## EXERCISE INPUTS
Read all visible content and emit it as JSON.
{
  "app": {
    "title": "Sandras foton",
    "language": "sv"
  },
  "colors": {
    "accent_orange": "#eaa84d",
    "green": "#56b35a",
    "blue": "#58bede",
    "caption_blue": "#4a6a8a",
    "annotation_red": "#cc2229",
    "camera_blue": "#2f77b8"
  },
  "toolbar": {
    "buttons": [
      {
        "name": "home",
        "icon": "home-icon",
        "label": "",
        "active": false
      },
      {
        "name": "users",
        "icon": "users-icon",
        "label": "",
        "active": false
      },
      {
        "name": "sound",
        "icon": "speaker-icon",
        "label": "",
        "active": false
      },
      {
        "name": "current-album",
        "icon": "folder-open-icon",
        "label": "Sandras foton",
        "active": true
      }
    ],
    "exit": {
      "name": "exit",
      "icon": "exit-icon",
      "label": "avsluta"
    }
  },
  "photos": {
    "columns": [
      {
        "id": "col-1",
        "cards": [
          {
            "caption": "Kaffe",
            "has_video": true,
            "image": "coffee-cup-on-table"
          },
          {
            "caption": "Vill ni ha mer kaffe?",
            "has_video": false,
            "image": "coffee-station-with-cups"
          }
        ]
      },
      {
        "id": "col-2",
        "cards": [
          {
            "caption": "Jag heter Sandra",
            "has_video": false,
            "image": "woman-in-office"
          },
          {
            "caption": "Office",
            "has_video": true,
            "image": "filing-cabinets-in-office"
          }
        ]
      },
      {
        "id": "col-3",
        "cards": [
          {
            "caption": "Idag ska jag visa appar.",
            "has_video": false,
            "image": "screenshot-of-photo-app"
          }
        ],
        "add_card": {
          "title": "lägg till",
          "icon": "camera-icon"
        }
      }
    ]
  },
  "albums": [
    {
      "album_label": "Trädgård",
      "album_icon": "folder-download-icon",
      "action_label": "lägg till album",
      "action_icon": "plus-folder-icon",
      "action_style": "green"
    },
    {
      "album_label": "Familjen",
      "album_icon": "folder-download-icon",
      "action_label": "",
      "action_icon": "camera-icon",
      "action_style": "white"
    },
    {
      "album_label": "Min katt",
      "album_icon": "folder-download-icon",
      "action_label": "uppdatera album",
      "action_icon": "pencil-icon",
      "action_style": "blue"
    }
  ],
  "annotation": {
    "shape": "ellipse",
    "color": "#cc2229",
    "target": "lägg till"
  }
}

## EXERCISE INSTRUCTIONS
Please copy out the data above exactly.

## WORKED SOLUTION
Read all visible content and emit it as JSON.
{
  "app": {
    "title": "Sandras foton",
    "language": "sv"
  },
  "colors": {
    "accent_orange": "#eaa84d",
    "green": "#56b35a",
    "blue": "#58bede",
    "caption_blue": "#4a6a8a",
    "annotation_red": "#cc2229",
    "camera_blue": "#2f77b8"
  },
  "toolbar": {
    "buttons": [
      {
        "name": "home",
        "icon": "home-icon",
        "label": "",
        "active": false
      },
      {
        "name": "users",
        "icon": "users-icon",
        "label": "",
        "active": false
      },
      {
        "name": "sound",
        "icon": "speaker-icon",
        "label": "",
        "active": false
      },
      {
        "name": "current-album",
        "icon": "folder-open-icon",
        "label": "Sandras foton",
        "active": true
      }
    ],
    "exit": {
      "name": "exit",
      "icon": "exit-icon",
      "label": "avsluta"
    }
  },
  "photos": {
    "columns": [
      {
        "id": "col-1",
        "cards": [
          {
            "caption": "Kaffe",
            "has_video": true,
            "image": "coffee-cup-on-table"
          },
          {
            "caption": "Vill ni ha mer kaffe?",
            "has_video": false,
            "image": "coffee-station-with-cups"
          }
        ]
      },
      {
        "id": "col-2",
        "cards": [
          {
            "caption": "Jag heter Sandra",
            "has_video": false,
            "image": "woman-in-office"
          },
          {
            "caption": "Office",
            "has_video": true,
            "image": "filing-cabinets-in-office"
          }
        ]
      },
      {
        "id": "col-3",
        "cards": [
          {
            "caption": "Idag ska jag visa appar.",
            "has_video": false,
            "image": "screenshot-of-photo-app"
          }
        ],
        "add_card": {
          "title": "lägg till",
          "icon": "camera-icon"
        }
      }
    ]
  },
  "albums": [
    {
      "album_label": "Trädgård",
      "album_icon": "folder-download-icon",
      "action_label": "lägg till album",
      "action_icon": "plus-folder-icon",
      "action_style": "green"
    },
    {
      "album_label": "Familjen",
      "album_icon": "folder-download-icon",
      "action_label": "",
      "action_icon": "camera-icon",
      "action_style": "white"
    },
    {
      "album_label": "Min katt",
      "album_icon": "folder-download-icon",
      "action_label": "uppdatera album",
      "action_icon": "pencil-icon",
      "action_style": "blue"
    }
  ],
  "annotation": {
    "shape": "ellipse",
    "color": "#cc2229",
    "target": "lägg till"
  }
}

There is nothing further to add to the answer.